START Data supplied

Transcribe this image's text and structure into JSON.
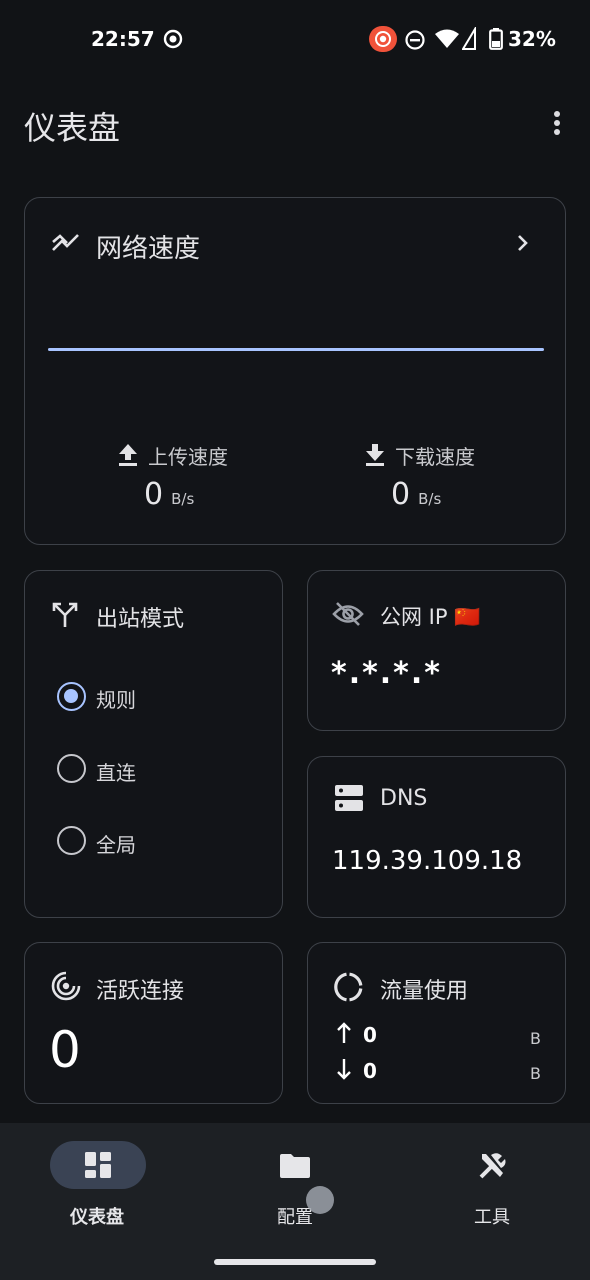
{
  "status_bar": {
    "time": "22:57",
    "battery_percent": "32%",
    "icons": [
      "notification-circle-icon",
      "record-icon",
      "dnd-icon",
      "wifi-icon",
      "battery-icon"
    ]
  },
  "header": {
    "title": "仪表盘",
    "menu_icon": "more-vert-icon"
  },
  "network_speed": {
    "title": "网络速度",
    "icon": "trending-icon",
    "chevron_icon": "chevron-right-icon",
    "upload_label": "上传速度",
    "upload_value": "0",
    "upload_unit": "B/s",
    "download_label": "下载速度",
    "download_value": "0",
    "download_unit": "B/s",
    "line_color": "#a8c4ff"
  },
  "outbound_mode": {
    "title": "出站模式",
    "icon": "fork-icon",
    "options": [
      {
        "label": "规则",
        "selected": true
      },
      {
        "label": "直连",
        "selected": false
      },
      {
        "label": "全局",
        "selected": false
      }
    ]
  },
  "public_ip": {
    "title": "公网 IP",
    "flag": "🇨🇳",
    "icon": "visibility-off-icon",
    "value": "*.*.*.*"
  },
  "dns": {
    "title": "DNS",
    "icon": "dns-server-icon",
    "value": "119.39.109.18"
  },
  "active_connections": {
    "title": "活跃连接",
    "icon": "radar-icon",
    "value": "0"
  },
  "traffic": {
    "title": "流量使用",
    "icon": "donut-icon",
    "up_value": "0",
    "up_unit": "B",
    "down_value": "0",
    "down_unit": "B"
  },
  "bottom_nav": {
    "items": [
      {
        "label": "仪表盘",
        "icon": "dashboard-icon",
        "active": true
      },
      {
        "label": "配置",
        "icon": "folder-icon",
        "active": false
      },
      {
        "label": "工具",
        "icon": "tools-icon",
        "active": false
      }
    ],
    "accent": "#3a4354"
  }
}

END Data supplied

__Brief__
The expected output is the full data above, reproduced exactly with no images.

__Solution to this exercise__
Transcribe this image's text and structure into JSON.
{
  "status_bar": {
    "time": "22:57",
    "battery_percent": "32%",
    "icons": [
      "notification-circle-icon",
      "record-icon",
      "dnd-icon",
      "wifi-icon",
      "battery-icon"
    ]
  },
  "header": {
    "title": "仪表盘",
    "menu_icon": "more-vert-icon"
  },
  "network_speed": {
    "title": "网络速度",
    "icon": "trending-icon",
    "chevron_icon": "chevron-right-icon",
    "upload_label": "上传速度",
    "upload_value": "0",
    "upload_unit": "B/s",
    "download_label": "下载速度",
    "download_value": "0",
    "download_unit": "B/s",
    "line_color": "#a8c4ff"
  },
  "outbound_mode": {
    "title": "出站模式",
    "icon": "fork-icon",
    "options": [
      {
        "label": "规则",
        "selected": true
      },
      {
        "label": "直连",
        "selected": false
      },
      {
        "label": "全局",
        "selected": false
      }
    ]
  },
  "public_ip": {
    "title": "公网 IP",
    "flag": "🇨🇳",
    "icon": "visibility-off-icon",
    "value": "*.*.*.*"
  },
  "dns": {
    "title": "DNS",
    "icon": "dns-server-icon",
    "value": "119.39.109.18"
  },
  "active_connections": {
    "title": "活跃连接",
    "icon": "radar-icon",
    "value": "0"
  },
  "traffic": {
    "title": "流量使用",
    "icon": "donut-icon",
    "up_value": "0",
    "up_unit": "B",
    "down_value": "0",
    "down_unit": "B"
  },
  "bottom_nav": {
    "items": [
      {
        "label": "仪表盘",
        "icon": "dashboard-icon",
        "active": true
      },
      {
        "label": "配置",
        "icon": "folder-icon",
        "active": false
      },
      {
        "label": "工具",
        "icon": "tools-icon",
        "active": false
      }
    ],
    "accent": "#3a4354"
  }
}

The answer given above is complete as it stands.